Green asks his audience to “remember the past” and “ the brave deeds of (their) fathers.” What Green is not trying to establish is a disdain for the history of African Americans but rather motivation to go fight for a global cause. The past for blacks in America had been riddled by oppressive social standing. What Green wants is for African Americans to build on this harsh past. He wants his audience to look back on the past; he wants them to look at the “Revolution of 1776, and … the War of 1812 (which failed) to bring (them) recognition”; he wants “fugitive-slave laws, Dred Scott decisions, … and dreary months of imprisonment” to not be forgotten by his people; but most of all, he wants his audience to fight for what’s right. Through the war, Green which to set the precedent for an improvement in the social status of African American people.

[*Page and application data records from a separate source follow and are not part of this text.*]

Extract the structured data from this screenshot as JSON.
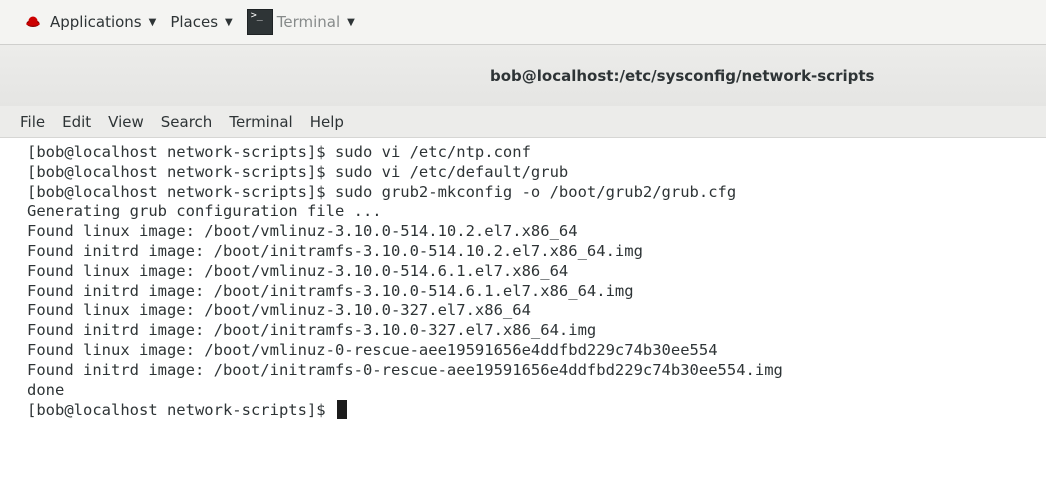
{
  "panel": {
    "applications_label": "Applications",
    "places_label": "Places",
    "terminal_label": "Terminal",
    "dropdown_glyph": "▼",
    "applications_icon": "redhat-logo-icon",
    "terminal_icon": "terminal-icon",
    "terminal_icon_glyph": ">_"
  },
  "window": {
    "title": "bob@localhost:/etc/sysconfig/network-scripts"
  },
  "menubar": {
    "items": [
      "File",
      "Edit",
      "View",
      "Search",
      "Terminal",
      "Help"
    ]
  },
  "terminal": {
    "lines": [
      "[bob@localhost network-scripts]$ sudo vi /etc/ntp.conf",
      "[bob@localhost network-scripts]$ sudo vi /etc/default/grub",
      "[bob@localhost network-scripts]$ sudo grub2-mkconfig -o /boot/grub2/grub.cfg",
      "Generating grub configuration file ...",
      "Found linux image: /boot/vmlinuz-3.10.0-514.10.2.el7.x86_64",
      "Found initrd image: /boot/initramfs-3.10.0-514.10.2.el7.x86_64.img",
      "Found linux image: /boot/vmlinuz-3.10.0-514.6.1.el7.x86_64",
      "Found initrd image: /boot/initramfs-3.10.0-514.6.1.el7.x86_64.img",
      "Found linux image: /boot/vmlinuz-3.10.0-327.el7.x86_64",
      "Found initrd image: /boot/initramfs-3.10.0-327.el7.x86_64.img",
      "Found linux image: /boot/vmlinuz-0-rescue-aee19591656e4ddfbd229c74b30ee554",
      "Found initrd image: /boot/initramfs-0-rescue-aee19591656e4ddfbd229c74b30ee554.img",
      "done"
    ],
    "prompt": "[bob@localhost network-scripts]$ "
  },
  "colors": {
    "panel_bg": "#f4f4f2",
    "titlebar_bg": "#e8e8e6",
    "text": "#2e3436",
    "terminal_bg": "#ffffff",
    "redhat_red": "#cc0000"
  }
}
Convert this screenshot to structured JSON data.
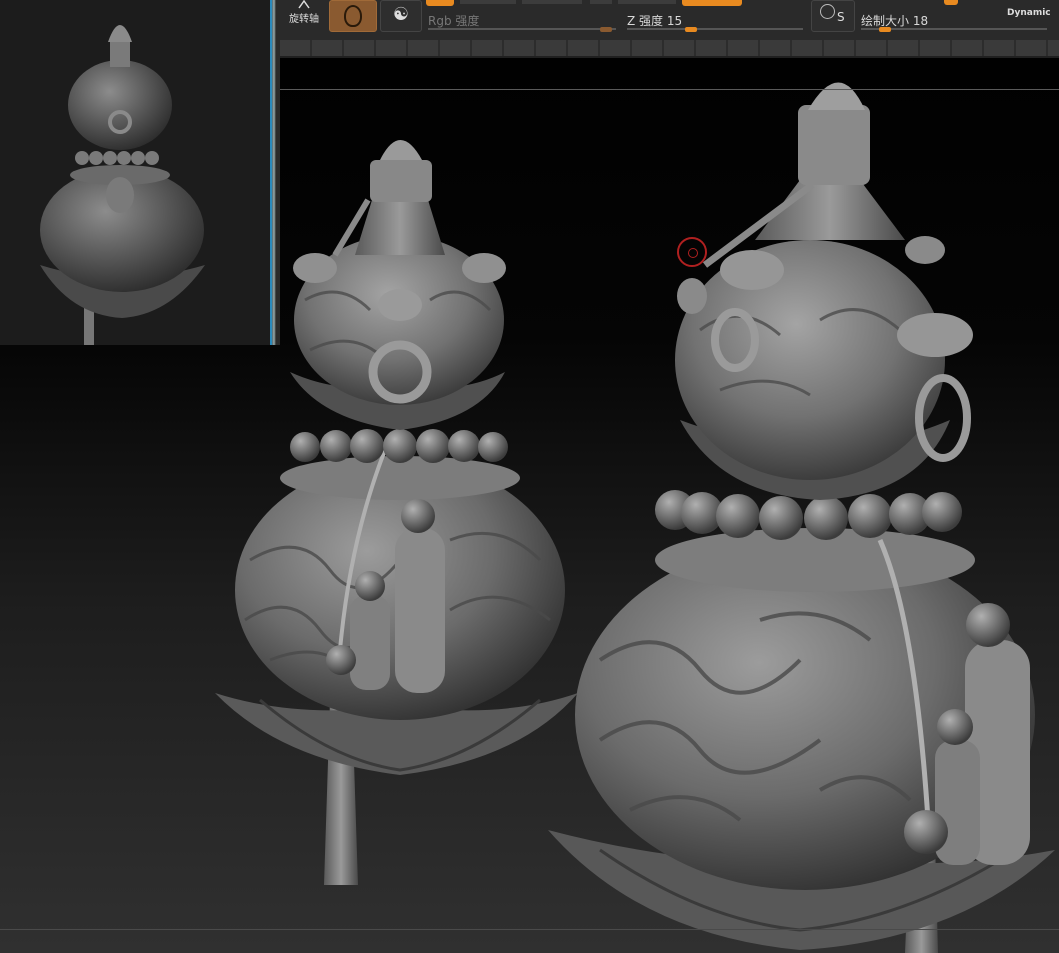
{
  "toolbar": {
    "rotate_label": "旋转轴",
    "rgb_intensity_label": "Rgb 强度",
    "z_intensity_label": "Z 强度",
    "z_intensity_value": "15",
    "s_label": "S",
    "draw_size_label": "绘制大小",
    "draw_size_value": "18",
    "dynamic_label": "Dynamic",
    "accent_color": "#e88a20",
    "material_color": "#8a5a30"
  },
  "icons": {
    "rotate": "rotate-axis-icon",
    "material": "material-sphere-icon",
    "swirl": "texture-swirl-icon",
    "stroke": "stroke-s-icon",
    "cursor": "brush-cursor-icon"
  },
  "viewport": {
    "subject": "gourd sculpture",
    "cursor_color": "#b02020"
  }
}
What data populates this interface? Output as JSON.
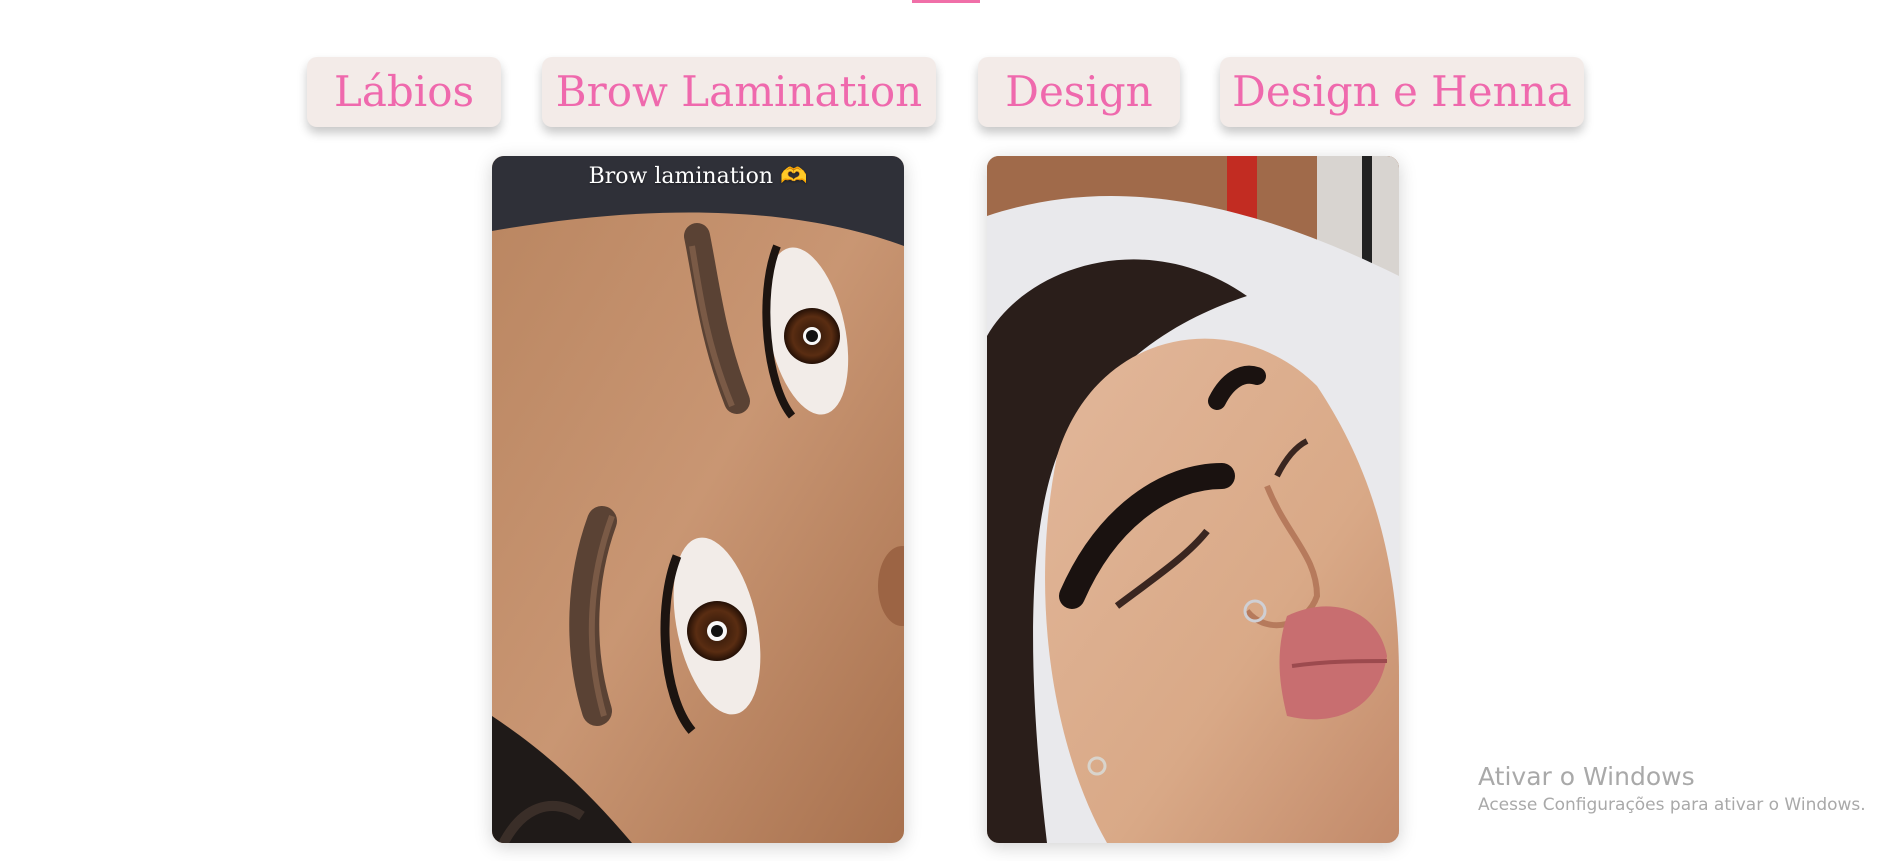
{
  "tabs": [
    {
      "label": "Lábios"
    },
    {
      "label": "Brow Lamination"
    },
    {
      "label": "Design"
    },
    {
      "label": "Design e Henna"
    }
  ],
  "gallery": [
    {
      "caption": "Brow lamination 🫶",
      "subject": "photo of laminated eyebrows, close-up of eyes"
    },
    {
      "caption": "",
      "subject": "photo of eyebrow design on reclining woman"
    }
  ],
  "colors": {
    "accent": "#ef69ad",
    "tab_background": "#f3ebe8",
    "watermark": "#a9a9a9"
  },
  "watermark": {
    "title": "Ativar o Windows",
    "subtitle": "Acesse Configurações para ativar o Windows."
  }
}
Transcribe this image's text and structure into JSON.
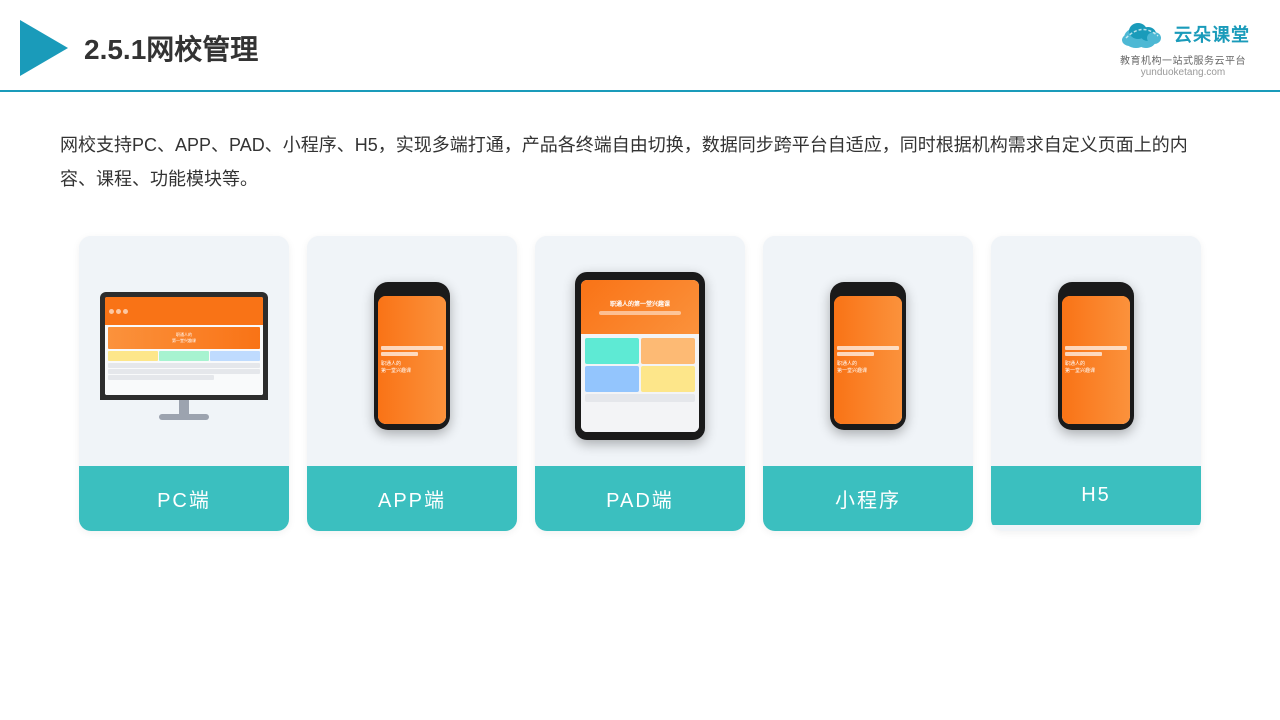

Furthermore, each author use of rhetoric contributes to the power or the persuasiveness of their texts. Du Bois announces in Paragraph V, “The shadow of mighty Negro flits through the tales of Ethiopia the Shadowy and of Egypt the Sphinx.” Du Bois operates allusion to help provide power towards his passage. He is endeavoring to remind readers the history of black folks to prove African Americans can hold puissance. Washington reveals in paragraph III, “Cast down your bucket where you are.” Washington uses metaphor to supply persuasiveness towards his speech. He strives to persuade the whites that it’s okay to trust the black folks on hiring them for labor.